━━ The records ━━
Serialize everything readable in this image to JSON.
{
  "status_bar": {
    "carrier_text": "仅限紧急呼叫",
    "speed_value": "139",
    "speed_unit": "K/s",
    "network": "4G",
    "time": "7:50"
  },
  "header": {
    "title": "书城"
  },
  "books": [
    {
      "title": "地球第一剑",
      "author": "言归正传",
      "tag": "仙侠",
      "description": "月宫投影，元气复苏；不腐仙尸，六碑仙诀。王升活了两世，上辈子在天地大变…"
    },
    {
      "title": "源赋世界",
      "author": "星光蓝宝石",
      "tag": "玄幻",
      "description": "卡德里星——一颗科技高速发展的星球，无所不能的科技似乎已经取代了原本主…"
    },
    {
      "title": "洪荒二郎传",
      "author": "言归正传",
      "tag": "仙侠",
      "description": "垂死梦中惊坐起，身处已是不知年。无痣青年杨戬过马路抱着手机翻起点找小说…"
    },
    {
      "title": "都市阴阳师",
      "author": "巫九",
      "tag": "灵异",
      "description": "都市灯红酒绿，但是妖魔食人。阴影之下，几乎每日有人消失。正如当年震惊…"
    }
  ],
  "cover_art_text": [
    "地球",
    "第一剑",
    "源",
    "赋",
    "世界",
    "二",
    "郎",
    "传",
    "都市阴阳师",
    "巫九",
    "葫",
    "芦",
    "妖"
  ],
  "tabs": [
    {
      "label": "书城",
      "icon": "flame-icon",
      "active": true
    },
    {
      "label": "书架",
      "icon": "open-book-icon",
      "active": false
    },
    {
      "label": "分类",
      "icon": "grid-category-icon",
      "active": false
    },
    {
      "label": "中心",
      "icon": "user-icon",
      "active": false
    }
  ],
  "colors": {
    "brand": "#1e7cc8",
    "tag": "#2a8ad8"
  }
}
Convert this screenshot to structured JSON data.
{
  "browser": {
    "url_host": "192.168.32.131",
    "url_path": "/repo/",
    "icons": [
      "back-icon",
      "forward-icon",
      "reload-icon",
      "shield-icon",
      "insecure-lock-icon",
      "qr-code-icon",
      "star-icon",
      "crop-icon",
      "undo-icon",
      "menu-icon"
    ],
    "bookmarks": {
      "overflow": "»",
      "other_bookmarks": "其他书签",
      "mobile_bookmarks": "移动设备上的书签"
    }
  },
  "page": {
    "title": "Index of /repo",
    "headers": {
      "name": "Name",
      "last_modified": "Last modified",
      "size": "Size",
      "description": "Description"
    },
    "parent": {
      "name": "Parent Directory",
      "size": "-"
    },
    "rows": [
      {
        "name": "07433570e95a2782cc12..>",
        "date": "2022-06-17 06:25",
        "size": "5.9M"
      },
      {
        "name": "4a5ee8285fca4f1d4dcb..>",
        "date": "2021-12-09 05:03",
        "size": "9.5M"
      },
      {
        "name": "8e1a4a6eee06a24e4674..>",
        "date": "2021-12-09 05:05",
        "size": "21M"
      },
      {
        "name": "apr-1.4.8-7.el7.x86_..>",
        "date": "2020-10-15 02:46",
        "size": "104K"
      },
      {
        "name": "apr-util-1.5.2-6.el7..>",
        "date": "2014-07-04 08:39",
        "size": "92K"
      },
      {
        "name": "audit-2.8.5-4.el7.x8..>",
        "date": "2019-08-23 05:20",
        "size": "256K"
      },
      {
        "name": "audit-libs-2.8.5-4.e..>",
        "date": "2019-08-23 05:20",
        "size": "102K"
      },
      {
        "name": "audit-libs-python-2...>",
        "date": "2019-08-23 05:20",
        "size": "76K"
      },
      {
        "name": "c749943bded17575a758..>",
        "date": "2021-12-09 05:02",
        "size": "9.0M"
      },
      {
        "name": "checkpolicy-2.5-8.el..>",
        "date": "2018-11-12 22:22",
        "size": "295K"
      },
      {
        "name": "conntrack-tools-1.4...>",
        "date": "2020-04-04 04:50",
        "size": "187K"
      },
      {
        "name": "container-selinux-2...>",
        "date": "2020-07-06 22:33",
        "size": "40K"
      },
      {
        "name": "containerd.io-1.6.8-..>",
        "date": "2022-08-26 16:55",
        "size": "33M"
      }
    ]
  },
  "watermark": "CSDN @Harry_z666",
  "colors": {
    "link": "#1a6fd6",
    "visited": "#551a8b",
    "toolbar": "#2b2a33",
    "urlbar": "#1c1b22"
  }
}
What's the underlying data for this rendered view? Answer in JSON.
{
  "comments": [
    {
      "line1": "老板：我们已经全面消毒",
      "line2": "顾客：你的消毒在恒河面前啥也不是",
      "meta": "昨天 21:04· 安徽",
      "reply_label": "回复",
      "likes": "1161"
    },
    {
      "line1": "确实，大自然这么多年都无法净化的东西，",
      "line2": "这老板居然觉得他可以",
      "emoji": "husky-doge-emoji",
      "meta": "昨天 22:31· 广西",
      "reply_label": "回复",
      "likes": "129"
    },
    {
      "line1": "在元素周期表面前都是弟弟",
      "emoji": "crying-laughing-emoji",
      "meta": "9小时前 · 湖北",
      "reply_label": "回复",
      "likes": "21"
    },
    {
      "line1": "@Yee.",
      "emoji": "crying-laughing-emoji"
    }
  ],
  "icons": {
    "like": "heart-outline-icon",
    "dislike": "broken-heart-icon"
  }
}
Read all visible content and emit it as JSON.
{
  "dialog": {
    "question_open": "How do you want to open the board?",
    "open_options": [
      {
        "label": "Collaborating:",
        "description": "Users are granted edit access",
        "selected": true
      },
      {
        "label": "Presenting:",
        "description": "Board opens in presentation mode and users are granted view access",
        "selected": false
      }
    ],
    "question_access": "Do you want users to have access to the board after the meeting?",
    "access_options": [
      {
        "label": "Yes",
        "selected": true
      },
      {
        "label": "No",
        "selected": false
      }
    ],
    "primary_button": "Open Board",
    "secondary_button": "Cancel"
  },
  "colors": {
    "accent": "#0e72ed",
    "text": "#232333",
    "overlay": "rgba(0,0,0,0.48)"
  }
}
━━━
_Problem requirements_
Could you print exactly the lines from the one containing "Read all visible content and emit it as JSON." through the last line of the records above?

_Output for this task_
Read all visible content and emit it as JSON.
{
  "dialog": {
    "question_open": "How do you want to open the board?",
    "open_options": [
      {
        "label": "Collaborating:",
        "description": "Users are granted edit access",
        "selected": true
      },
      {
        "label": "Presenting:",
        "description": "Board opens in presentation mode and users are granted view access",
        "selected": false
      }
    ],
    "question_access": "Do you want users to have access to the board after the meeting?",
    "access_options": [
      {
        "label": "Yes",
        "selected": true
      },
      {
        "label": "No",
        "selected": false
      }
    ],
    "primary_button": "Open Board",
    "secondary_button": "Cancel"
  },
  "colors": {
    "accent": "#0e72ed",
    "text": "#232333",
    "overlay": "rgba(0,0,0,0.48)"
  }
}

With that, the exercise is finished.